I'll work for one person-month at 50 EUR/h (times 160 hours = 8000 EUR) spread over two to three months on osm2pgsql. Billing for the whole sum will be at the end of that time.
This is, of course, not enough time to tackle everything on the road map. But it should get us a good step forward. I propose work will focus on the following tasks (pending maintainer approval):
- Ongoing maintenance as needed (looking at issues coming in, fixing bugs, cleaning up code, etc.)
- Set up of osm2pgsql.org (*) as a new site for documentation and consolidate existing documentation there as well as write new documentation. (About 1 week.)
- Rethink output of the program to make it more concise and useful and consolidate the code for that. (< 1 week.)
- Tackle refactoring and cleanup of the "middle" code.

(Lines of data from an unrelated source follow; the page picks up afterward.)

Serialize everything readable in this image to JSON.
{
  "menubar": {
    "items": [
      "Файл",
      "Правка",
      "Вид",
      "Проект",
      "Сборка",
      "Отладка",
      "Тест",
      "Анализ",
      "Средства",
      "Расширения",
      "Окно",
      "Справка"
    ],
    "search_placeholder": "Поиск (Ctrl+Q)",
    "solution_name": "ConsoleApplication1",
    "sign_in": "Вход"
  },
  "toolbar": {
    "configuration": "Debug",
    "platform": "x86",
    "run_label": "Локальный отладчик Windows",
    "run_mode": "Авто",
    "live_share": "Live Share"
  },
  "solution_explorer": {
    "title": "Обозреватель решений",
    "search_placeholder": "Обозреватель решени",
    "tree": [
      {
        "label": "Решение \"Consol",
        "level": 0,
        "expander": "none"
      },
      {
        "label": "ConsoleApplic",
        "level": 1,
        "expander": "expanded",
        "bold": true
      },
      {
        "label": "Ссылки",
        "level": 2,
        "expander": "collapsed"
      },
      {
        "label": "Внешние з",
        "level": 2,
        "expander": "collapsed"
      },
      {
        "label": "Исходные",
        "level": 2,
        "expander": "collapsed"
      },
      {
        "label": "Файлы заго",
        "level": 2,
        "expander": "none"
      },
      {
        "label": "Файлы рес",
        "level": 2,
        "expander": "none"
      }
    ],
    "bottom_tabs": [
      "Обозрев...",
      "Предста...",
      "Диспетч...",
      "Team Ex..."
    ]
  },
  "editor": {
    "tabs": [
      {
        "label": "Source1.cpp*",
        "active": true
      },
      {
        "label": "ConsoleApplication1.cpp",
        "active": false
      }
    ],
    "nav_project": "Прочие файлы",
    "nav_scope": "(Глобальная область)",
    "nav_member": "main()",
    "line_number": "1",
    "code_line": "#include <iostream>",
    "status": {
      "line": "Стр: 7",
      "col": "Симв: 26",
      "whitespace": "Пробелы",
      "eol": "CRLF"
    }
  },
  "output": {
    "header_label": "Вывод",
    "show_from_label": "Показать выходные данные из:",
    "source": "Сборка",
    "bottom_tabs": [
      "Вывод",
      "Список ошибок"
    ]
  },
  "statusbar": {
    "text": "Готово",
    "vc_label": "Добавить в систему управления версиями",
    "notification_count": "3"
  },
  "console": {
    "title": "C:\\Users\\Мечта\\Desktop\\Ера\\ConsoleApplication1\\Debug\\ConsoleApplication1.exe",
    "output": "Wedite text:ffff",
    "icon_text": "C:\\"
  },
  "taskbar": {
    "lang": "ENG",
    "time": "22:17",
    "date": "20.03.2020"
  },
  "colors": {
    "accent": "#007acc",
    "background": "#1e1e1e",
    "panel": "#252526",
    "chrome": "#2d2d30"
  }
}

This is an important part of the internal infrastructure of osm2pgsql that's needed for other improvements. (About 2 weeks.)
- Other work from the road map as time permits in consultation with the maintainers.
I have written about my work on osm2pgsql in the lasts months on my blog at https://blog.jochentopf.com/ . While working for the OSMF I would continue to do so. I am also available to the community for questions, ideas, and discussions in the usual channels like the dev mailing list. I would also suggest that we organize some kind of online meeting with interested parties to discuss the mentioned road map and get feedback from the wider community.
Road Map for osm2pgsql
Current as of 2020-07-26.
This document is a kind of road map for osm2pgsql development. It’s not to be understood as a definite “this is what we’ll do” document, but as a rough overview of the shared understanding of the maintainers about where we are and in what areas we see need for work. It is incomplete.
Where we are: A Stable Platform
First and foremost osm2pgsql must be a stable and reliable platform for its many users who use it every day to maintain current maps. Backwards compatibility is important and must be kept wherever possible. This makes developing new features more difficult, but it gives the users a way forward, using new features as they are needed without the need for a break-the-world update.
This also means that often ongoing maintenance, bugfixing, attending to issues, making sure everything keeps working with old and new library and operating system versions etc. is more important than new features.
The development mostly is done on Linux and most users use osm2pgsql on Linux. Osm2pgsql must work well on all current and some older versions of major Linux distributions.
Because we currently have no Windows or OSX developers the support for these operating systems is “best effort”, we try to keep it working but can not promise anything.
Only 64 bit systems are supported.
Osm2pgsql currently needs a C++11 compiler, switching to newer C++ versions will be considered based on availability in the Linux distributions we want to support.
Osm2pgsql must always support all officially supported versions of PostgreSQL (currently 9.5 and above) and maybe more. Some optional features might only be supported in newer PostgreSQL versions.
Osm2pgsql wants to be as resource-friendly as possible. It must always be possible to use it with small data extracts on a hobbyists laptop. Processing the full planet file and running minutely updates must be possible on a reasonably modern machine (64GB RAM, SSD).
Where we want to go
The following sections describe major topics or areas of work. They are roughly ordered from the more important, simpler, more near-term to the less important, more complex, more “out there” ideas. This does not imply an order in which problems will be tackled (or even whether they will be tackled at all).
Note that many of the following topics overlap. Some topics have related issues which are listed below, but not all open concerns appear in Github issues.
There is always the ongoing maintenance.